It Was A Litte Early for EasterThe Gamma Phi Beta sorority sisters don't exactly have a green thumb, but they have great fashion sense. Since you can't really have a great party without decorations, the sisters went in search of palm fronds to add a tropical flavor to their festivities for last Saturday night.
Unfortunately, they may have gone a little too far. The sisters apparently cut palm fronds from several palm trees on private property extending up and down a path from the sorority house, and did a very poor job of it.
Here's the best part, though. The "mutilation" of the palm trees was discovered Suday morning - presumably after the party was just winding down. When contacted by the police, one of the sisters told them that "Now is not a good time to talk about the palm fronds." Apparently, some parents of sorority pledges were at the house.
Not to be put off, the police offered the sorority sister "other options" for a better time to talk with them about the palm fronds.

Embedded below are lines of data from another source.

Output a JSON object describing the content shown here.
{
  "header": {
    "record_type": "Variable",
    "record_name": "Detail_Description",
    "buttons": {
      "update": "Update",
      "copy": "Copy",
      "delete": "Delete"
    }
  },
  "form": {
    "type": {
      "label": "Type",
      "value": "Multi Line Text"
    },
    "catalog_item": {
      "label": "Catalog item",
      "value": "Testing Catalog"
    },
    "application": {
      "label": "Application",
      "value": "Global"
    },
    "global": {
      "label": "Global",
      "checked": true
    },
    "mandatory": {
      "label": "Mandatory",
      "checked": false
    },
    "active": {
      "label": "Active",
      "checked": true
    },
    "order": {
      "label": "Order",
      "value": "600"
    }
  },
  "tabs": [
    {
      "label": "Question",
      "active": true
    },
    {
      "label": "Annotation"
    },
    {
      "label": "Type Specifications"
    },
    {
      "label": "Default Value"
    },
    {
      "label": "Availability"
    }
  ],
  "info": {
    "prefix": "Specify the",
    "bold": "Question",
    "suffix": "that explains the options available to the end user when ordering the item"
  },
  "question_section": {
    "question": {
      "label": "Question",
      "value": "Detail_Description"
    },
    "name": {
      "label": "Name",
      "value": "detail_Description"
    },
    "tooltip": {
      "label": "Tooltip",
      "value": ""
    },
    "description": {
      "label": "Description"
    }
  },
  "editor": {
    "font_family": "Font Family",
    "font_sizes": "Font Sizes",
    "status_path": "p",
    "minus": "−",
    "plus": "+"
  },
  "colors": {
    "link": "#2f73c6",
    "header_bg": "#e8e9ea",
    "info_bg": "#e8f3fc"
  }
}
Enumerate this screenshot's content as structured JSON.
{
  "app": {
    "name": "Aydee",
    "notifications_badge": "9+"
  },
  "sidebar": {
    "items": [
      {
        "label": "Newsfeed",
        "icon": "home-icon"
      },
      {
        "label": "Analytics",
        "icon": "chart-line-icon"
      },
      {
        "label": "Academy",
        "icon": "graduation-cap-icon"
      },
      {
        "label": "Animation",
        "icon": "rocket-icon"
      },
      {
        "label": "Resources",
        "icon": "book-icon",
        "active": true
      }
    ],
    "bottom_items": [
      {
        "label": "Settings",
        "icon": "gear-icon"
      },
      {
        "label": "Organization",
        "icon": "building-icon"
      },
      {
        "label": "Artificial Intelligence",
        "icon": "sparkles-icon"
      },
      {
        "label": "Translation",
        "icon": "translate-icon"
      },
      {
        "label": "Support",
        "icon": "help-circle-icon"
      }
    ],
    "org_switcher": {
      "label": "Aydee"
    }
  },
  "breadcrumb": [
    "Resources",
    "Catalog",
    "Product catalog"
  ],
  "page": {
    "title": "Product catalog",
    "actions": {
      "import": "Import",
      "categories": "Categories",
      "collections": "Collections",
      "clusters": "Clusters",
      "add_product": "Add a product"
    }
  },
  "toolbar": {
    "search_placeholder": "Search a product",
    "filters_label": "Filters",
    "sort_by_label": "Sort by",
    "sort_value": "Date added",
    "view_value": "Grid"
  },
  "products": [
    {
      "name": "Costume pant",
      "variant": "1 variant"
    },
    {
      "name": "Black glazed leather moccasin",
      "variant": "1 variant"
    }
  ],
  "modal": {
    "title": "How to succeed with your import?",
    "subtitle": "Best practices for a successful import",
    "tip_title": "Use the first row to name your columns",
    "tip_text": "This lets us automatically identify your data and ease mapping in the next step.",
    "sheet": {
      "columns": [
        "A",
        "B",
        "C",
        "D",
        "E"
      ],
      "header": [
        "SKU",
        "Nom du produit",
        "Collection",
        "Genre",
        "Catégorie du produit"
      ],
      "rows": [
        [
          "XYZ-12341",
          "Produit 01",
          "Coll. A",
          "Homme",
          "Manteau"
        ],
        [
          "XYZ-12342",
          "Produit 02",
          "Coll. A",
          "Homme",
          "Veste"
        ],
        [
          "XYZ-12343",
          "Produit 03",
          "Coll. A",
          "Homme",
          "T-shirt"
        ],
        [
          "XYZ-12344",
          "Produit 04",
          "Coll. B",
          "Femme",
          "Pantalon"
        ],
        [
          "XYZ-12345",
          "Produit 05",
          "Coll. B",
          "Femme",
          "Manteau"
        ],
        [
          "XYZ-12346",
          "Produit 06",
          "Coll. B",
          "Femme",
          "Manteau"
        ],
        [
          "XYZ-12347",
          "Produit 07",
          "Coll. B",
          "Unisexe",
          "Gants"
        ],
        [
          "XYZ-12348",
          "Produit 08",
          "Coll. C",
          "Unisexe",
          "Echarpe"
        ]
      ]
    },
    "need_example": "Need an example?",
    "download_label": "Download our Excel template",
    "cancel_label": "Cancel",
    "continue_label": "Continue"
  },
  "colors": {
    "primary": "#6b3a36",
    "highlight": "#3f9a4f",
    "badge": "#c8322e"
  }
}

Eight sisters thought that an immediate discussion was their best option, and admitted to cutting the palm fronds.
It's not like there isn't plenty to do at Cal State University, Chico. Just as one example, instead of cutting palm fronds, the sisters could have attended the "Burning Spear with Mystic Roots" presentation. Don't ask me, I have no idea. Given the choice, I might have considered the fronds, too.
Blawg.com's Featured Site of the WeekThis blog (or blawg) has been up and running just a little over a month. Bill Gratsch of Blawg.com, a source for law and legal-related weblogs, listed MIPTC as it's featured "Site of the Week" (scroll down - it's the sidebar on the left).
I'm grateful for the feature, and likewise note that Bill's site is a wonderful compendium of legal weblogs. It's worth an extended visit. Thanks for the tip of the hat, Bill!
We Never Even had the Chance to ComplainTo challenge an ordinance in California, you have to file suit within 120 days (Gov't Code section 66022). In this case, the ordinance setting the connection fee for sewer and water was passed in 1997.
In Merced County, California, a company sought to build a 32-bed care facility, and got hit with a $45K connection fee. Quite surprised, the company paid the fee under protest, and filed a complaint seeking refund of the fees, or part of the fees one day later. The water district denied the claim, and of course a suit followed.
In the case against the water district, the court held that the company's complaint was too late. Although the court omits from the factual recitation the date the complaint was filed, I assume it was filed more than 120 days after the ordinance was filed in 1997.
It's likely, too, that the company that built the residential care facility either formed or came into the district well after 1997. This result seems particularly harsh if those circumstances are true. The law cited by the court, however, addressed and rejected that argument. The underlying case determined that the wrong that was being challenged was the ordinance, not the later impostion of fees. Consequently, the challenge was too late.
Long and short: due diligence.